SOURCE MATERIAL below:

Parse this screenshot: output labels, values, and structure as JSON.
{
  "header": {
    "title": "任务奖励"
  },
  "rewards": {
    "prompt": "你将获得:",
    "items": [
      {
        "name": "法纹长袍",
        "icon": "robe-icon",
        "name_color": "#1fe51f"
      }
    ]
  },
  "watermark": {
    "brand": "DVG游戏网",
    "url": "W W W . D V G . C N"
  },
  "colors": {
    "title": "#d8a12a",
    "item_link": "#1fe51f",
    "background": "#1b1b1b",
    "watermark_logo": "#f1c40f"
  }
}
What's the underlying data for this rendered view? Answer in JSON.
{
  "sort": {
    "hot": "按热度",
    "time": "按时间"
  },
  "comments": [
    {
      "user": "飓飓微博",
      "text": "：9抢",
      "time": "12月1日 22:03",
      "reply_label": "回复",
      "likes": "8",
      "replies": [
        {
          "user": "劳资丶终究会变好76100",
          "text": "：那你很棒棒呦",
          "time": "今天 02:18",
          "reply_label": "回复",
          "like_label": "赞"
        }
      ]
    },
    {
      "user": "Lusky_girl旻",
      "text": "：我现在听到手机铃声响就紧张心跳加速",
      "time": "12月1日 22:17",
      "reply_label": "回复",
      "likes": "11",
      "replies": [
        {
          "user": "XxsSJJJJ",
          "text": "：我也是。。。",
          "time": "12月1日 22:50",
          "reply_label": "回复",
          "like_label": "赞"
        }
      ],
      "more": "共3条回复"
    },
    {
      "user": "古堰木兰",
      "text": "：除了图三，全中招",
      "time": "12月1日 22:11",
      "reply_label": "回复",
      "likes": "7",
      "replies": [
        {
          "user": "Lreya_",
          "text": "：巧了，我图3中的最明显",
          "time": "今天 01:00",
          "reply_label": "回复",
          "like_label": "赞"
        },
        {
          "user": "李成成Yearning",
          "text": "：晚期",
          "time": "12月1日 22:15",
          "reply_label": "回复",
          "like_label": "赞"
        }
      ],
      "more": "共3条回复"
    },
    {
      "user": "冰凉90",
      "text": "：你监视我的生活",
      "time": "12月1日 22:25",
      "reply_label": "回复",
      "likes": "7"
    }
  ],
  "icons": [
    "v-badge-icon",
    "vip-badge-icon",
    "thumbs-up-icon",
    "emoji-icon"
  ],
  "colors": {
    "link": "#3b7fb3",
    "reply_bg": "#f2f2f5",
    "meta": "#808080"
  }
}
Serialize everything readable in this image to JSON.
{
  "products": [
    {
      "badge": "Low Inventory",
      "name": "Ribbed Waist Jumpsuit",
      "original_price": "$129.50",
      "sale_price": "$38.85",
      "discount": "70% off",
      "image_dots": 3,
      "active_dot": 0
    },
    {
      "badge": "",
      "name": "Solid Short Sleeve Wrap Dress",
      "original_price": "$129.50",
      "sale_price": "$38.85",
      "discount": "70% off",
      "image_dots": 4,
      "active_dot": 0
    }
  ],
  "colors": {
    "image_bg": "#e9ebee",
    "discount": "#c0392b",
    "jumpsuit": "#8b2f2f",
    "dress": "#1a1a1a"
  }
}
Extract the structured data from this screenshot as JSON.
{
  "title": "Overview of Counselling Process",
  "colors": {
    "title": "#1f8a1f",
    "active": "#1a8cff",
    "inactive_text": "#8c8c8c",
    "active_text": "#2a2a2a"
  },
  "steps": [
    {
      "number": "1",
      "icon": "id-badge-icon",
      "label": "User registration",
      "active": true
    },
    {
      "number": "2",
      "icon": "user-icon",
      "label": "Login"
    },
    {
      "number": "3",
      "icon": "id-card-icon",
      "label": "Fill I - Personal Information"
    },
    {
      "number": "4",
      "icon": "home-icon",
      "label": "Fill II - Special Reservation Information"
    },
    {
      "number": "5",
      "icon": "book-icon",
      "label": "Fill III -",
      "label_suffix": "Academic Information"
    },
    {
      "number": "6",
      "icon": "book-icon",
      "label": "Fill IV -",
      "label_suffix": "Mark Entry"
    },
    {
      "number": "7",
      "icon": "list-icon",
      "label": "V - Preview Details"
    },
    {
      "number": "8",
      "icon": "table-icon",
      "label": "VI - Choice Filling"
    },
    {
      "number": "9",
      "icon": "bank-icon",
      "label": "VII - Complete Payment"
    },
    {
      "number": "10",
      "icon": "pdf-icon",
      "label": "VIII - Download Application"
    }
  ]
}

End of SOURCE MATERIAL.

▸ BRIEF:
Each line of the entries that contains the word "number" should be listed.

▸ ANSWER TO THIS EXERCISE:
      "number": "1",
      "number": "2",
      "number": "3",
      "number": "4",
      "number": "5",
      "number": "6",
      "number": "7",
      "number": "8",
      "number": "9",
      "number": "10",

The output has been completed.